__WHAT YOU WILL DO__
The records sit below. Return every line in them that holds the word "Result".

[Entries taken from a collection]

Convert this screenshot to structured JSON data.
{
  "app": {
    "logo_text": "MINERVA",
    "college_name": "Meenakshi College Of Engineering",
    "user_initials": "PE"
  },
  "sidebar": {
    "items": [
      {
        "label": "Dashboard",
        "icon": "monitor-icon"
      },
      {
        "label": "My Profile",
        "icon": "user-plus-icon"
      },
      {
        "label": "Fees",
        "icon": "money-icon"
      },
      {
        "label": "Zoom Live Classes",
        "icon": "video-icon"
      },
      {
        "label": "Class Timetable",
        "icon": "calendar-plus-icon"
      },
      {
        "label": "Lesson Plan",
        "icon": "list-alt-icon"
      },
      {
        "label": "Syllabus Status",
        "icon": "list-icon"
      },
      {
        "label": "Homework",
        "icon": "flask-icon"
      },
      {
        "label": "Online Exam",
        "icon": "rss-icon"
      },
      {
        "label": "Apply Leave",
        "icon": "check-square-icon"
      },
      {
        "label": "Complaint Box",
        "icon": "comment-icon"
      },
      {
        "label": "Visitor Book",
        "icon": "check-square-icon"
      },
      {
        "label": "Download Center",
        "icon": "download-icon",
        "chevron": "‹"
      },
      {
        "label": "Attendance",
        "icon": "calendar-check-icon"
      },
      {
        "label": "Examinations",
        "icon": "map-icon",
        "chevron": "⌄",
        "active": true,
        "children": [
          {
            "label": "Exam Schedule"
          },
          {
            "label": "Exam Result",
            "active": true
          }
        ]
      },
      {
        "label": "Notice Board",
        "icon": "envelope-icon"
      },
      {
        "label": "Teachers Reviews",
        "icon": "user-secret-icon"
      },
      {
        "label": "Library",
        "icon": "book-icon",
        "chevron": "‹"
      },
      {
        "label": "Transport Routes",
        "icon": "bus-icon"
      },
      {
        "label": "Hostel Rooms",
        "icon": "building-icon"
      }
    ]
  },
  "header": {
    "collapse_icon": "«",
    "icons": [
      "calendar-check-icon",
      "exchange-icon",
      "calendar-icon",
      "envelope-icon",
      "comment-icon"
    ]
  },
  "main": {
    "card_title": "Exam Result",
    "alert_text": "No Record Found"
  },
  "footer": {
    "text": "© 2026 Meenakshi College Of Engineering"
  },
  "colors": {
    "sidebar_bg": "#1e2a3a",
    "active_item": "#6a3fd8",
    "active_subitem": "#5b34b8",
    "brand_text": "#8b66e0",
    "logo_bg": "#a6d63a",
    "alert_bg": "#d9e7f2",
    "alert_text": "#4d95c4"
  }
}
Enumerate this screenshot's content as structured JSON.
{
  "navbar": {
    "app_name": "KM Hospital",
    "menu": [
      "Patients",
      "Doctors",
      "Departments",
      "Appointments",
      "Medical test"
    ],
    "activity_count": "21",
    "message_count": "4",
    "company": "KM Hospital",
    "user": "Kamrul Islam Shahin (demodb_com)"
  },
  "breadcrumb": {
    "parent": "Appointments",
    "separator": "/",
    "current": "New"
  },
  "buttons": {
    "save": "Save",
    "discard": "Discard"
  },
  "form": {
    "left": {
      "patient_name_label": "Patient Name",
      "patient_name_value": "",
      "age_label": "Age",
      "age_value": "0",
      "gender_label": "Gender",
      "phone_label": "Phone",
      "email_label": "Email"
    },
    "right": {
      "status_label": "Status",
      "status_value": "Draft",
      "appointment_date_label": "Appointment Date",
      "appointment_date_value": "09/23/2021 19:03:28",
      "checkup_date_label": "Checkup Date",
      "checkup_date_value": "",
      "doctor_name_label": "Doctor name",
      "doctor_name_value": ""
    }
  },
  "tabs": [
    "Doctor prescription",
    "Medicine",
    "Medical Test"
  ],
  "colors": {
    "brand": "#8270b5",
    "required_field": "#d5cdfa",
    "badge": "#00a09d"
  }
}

__WORKED SOLUTION__
            "label": "Exam Result",
    "card_title": "Exam Result",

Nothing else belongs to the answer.